- **Description of the task**: Drop every picture. Return the rest of the entries exactly.

- **Dataset records**:
◇ ◇ ◇ ◇

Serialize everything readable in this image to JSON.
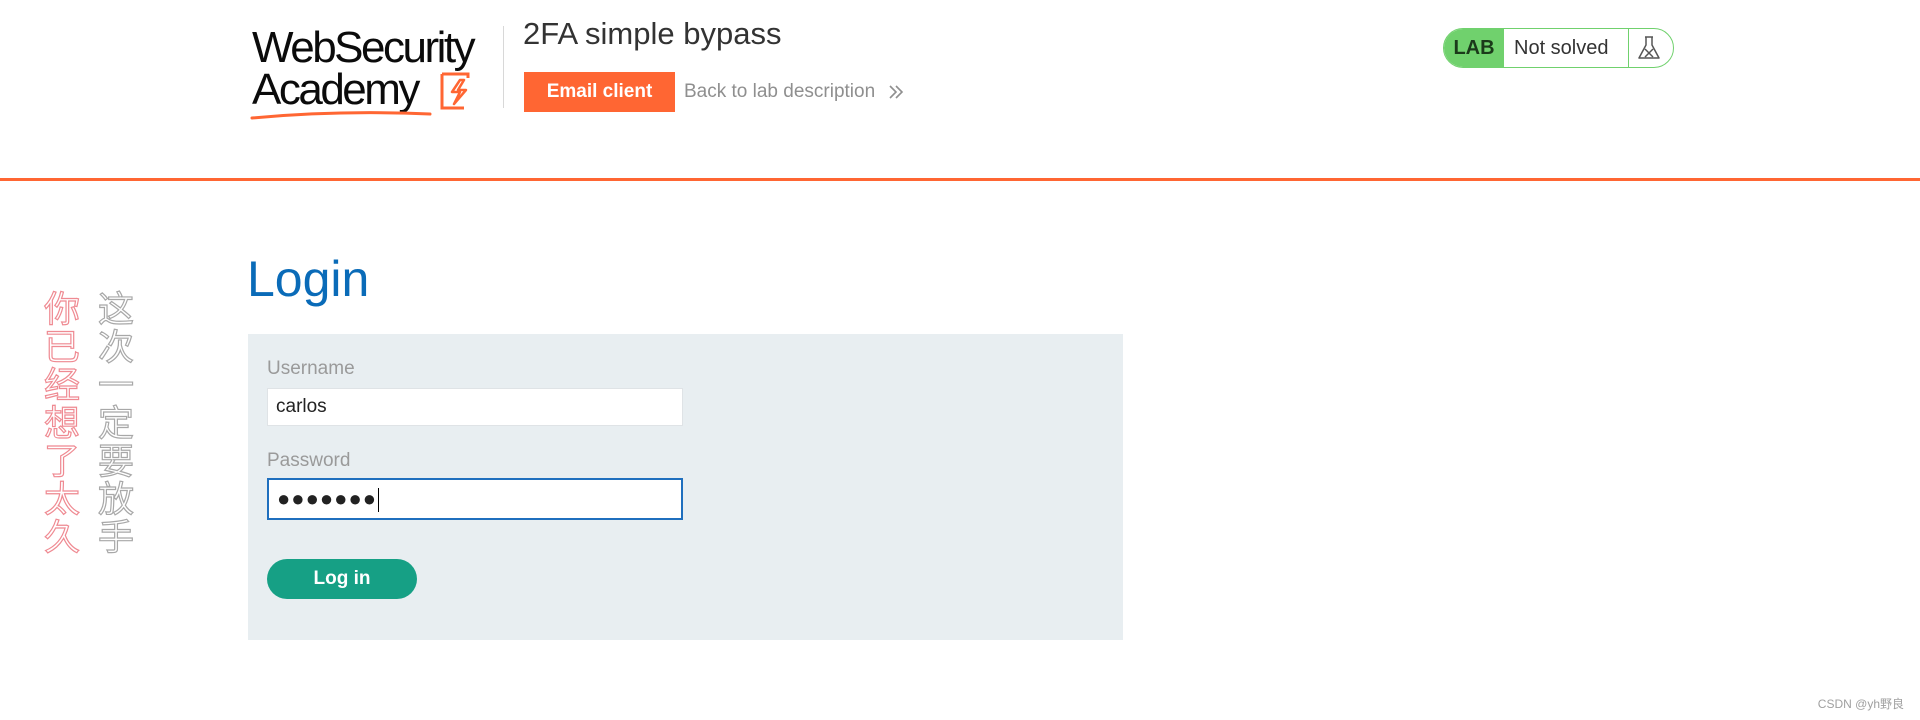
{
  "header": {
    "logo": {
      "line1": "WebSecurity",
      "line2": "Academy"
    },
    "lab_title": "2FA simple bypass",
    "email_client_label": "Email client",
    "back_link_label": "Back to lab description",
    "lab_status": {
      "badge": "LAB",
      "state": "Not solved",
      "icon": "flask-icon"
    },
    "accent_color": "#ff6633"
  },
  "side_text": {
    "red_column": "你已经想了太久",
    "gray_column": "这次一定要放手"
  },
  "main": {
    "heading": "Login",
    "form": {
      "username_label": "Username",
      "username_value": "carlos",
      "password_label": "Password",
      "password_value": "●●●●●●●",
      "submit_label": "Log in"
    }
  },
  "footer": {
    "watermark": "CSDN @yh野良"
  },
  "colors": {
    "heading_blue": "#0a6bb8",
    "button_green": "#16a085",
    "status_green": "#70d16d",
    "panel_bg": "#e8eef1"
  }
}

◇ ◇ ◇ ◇

- **Written solution**:
Serialize everything readable in this image to JSON.
{
  "header": {
    "logo": {
      "line1": "WebSecurity",
      "line2": "Academy"
    },
    "lab_title": "2FA simple bypass",
    "email_client_label": "Email client",
    "back_link_label": "Back to lab description",
    "lab_status": {
      "badge": "LAB",
      "state": "Not solved",
      "icon": "flask-icon"
    },
    "accent_color": "#ff6633"
  },
  "side_text": {
    "red_column": "你已经想了太久",
    "gray_column": "这次一定要放手"
  },
  "main": {
    "heading": "Login",
    "form": {
      "username_label": "Username",
      "username_value": "carlos",
      "password_label": "Password",
      "password_value": "●●●●●●●",
      "submit_label": "Log in"
    }
  },
  "footer": {
    "watermark": "CSDN @yh野良"
  },
  "colors": {
    "heading_blue": "#0a6bb8",
    "button_green": "#16a085",
    "status_green": "#70d16d",
    "panel_bg": "#e8eef1"
  }
}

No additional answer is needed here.